Rabies-free island good for tourism
By Mai Gevera
Davao City (9 November) -- The Island Garden City of Samal targets to be a Rabies-Free Zone by 2015. It recently launched its bid to be the first rabies-free zone in Mindanao and in doing so could augur well for the city's tourism industry.
Livestock division head of the Department of Agriculture Dr. Rafael Mercado said that getting this title would help boost tourism in the city.
"More tourists would no longer be hesitant to visit the island learning that it is rabies-free. Experience in rabies-free zones like Apo Island turned out beneficial to the local economy as revenues increased after getting the title," said Mercado.
The Department of Agriculture urges island cities or municipalities to aim for the title especially because it is much easier to control the entry of dogs in an island setting.
Transportation of dogs coming from outside the island is also limited that makes it easier for effective quarantine. The sea is considered a natural barrier that can control the entry of dogs.
Igacos, having launched their aim to become a Rabies-free zone, will then start implement programs such as massive vaccination to the dogs within the island as well as strict quarantine to canines coming from outside. Tourists or locals bringing with them their dogs will have their canines undergo proper quarantine.

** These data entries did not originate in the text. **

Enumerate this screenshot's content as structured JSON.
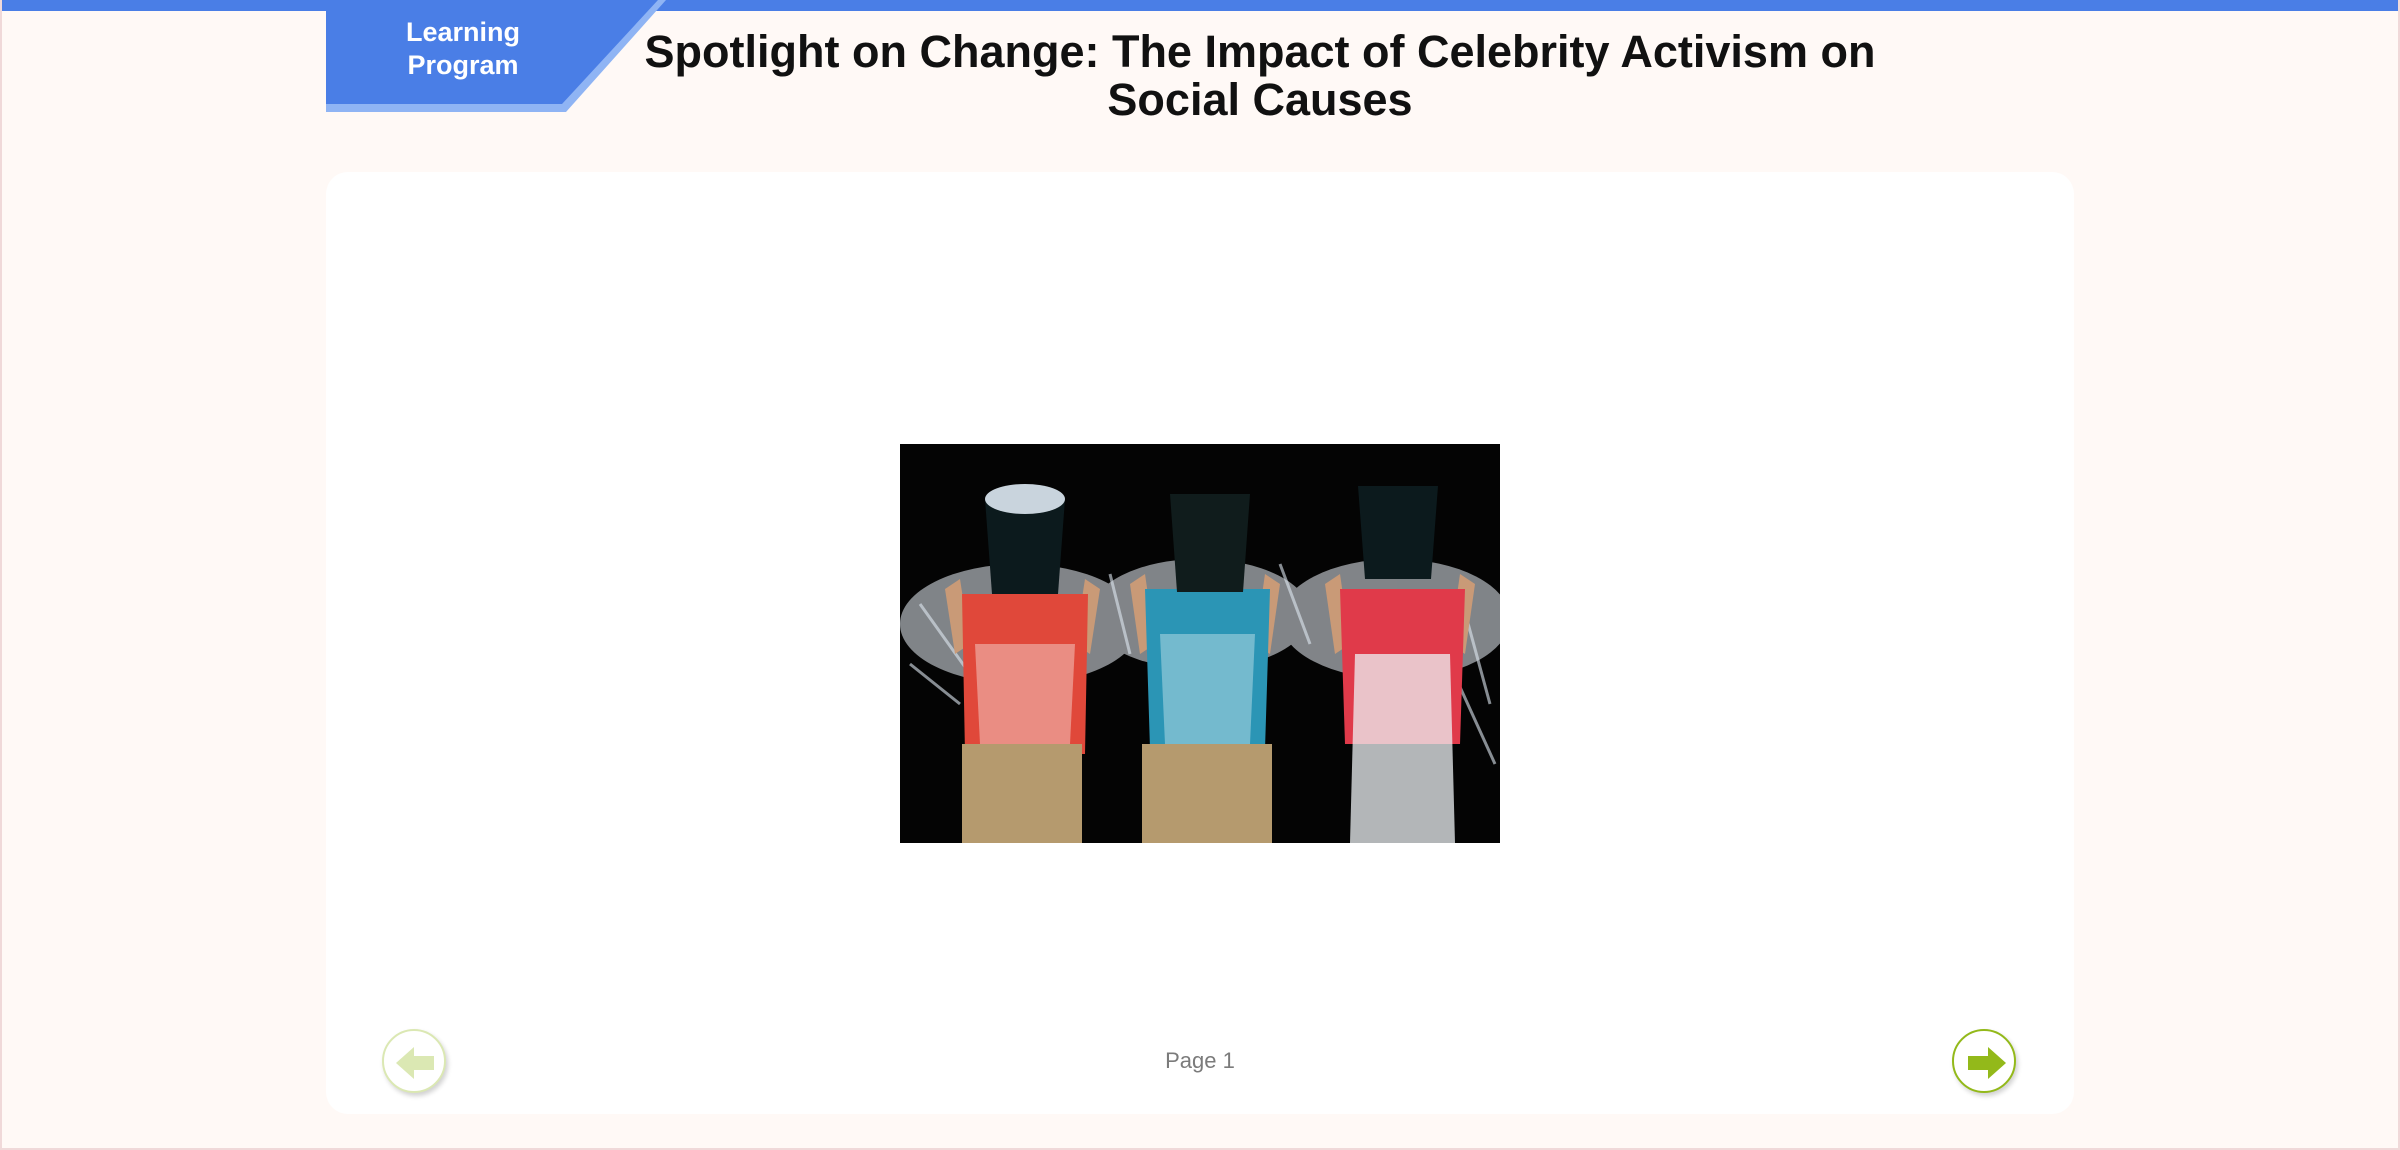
{
  "header": {
    "badge_line1": "Learning",
    "badge_line2": "Program",
    "title": "Spotlight on Change: The Impact of Celebrity Activism on Social Causes"
  },
  "content": {
    "image_icon": "ice-bucket-challenge-photo"
  },
  "footer": {
    "page_label": "Page 1",
    "prev_icon": "arrow-left-icon",
    "next_icon": "arrow-right-icon"
  },
  "colors": {
    "accent_blue": "#4a7ee6",
    "nav_green": "#93b91a",
    "nav_green_disabled": "#dbe8b3",
    "background": "#fff9f6"
  }
}
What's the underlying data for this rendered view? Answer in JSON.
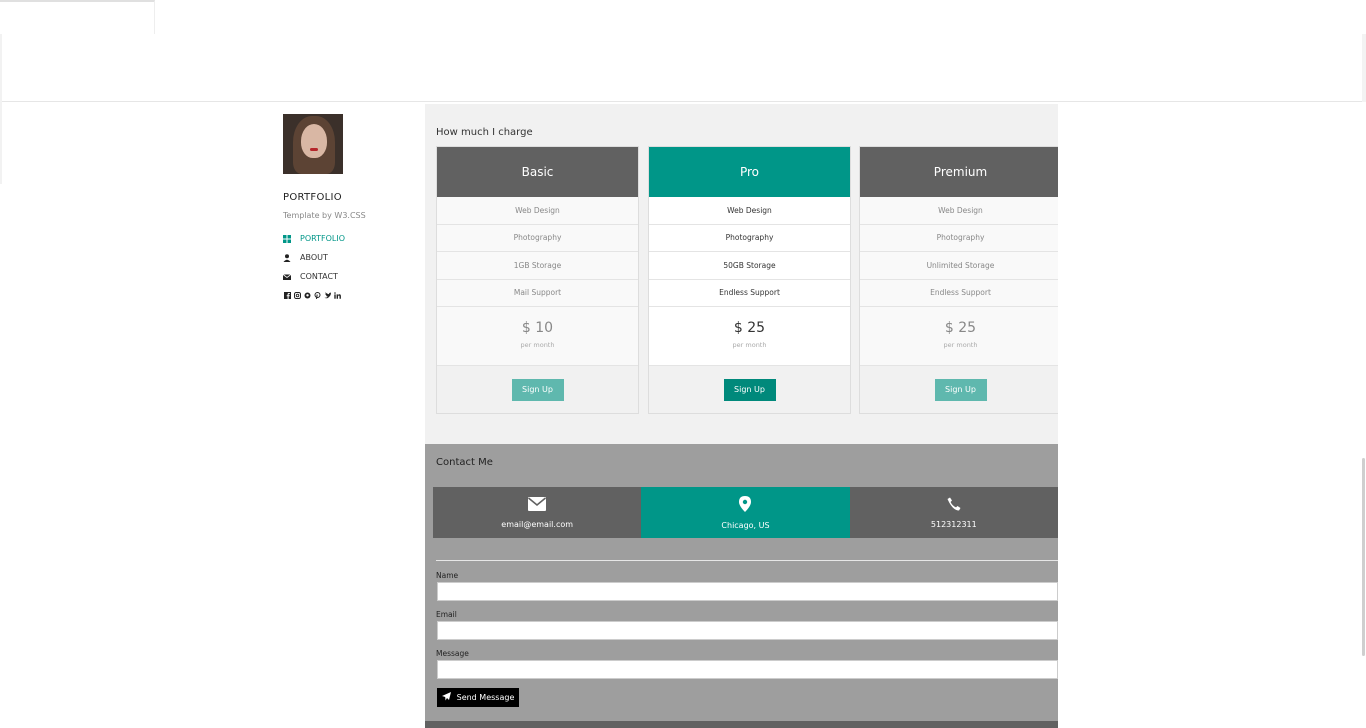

To become rabies-free, the island must have no case of indigenously acquired by a lyssavirus confirmed in any human during the previous two years.
In 2009, Igacos reported one case of human rabies; however, the local government was not given referral about it. For canine rabies, there were four reported positive cases in 2009 and 2 cases this year.
Rabies is a fatal disease in developing countries where animal rabies immunization, prevention, and control of dogs are inadequate.
The Philippines ranks among the top ten countries worldwide with the highest incidence of Human Rabies deaths. The annual mortality rate from rabies is 5-8 per million population, thus, approximately 300-500 Filipinos die of rabies every year.
In 2005, the animal rabies incidence was calculated at 17.5 per 100,000 dog population and the regions with high incidence of animal rabies are Regions 6, 3, 10, NCR, 1, 4, and 7. (PIA XI) [top]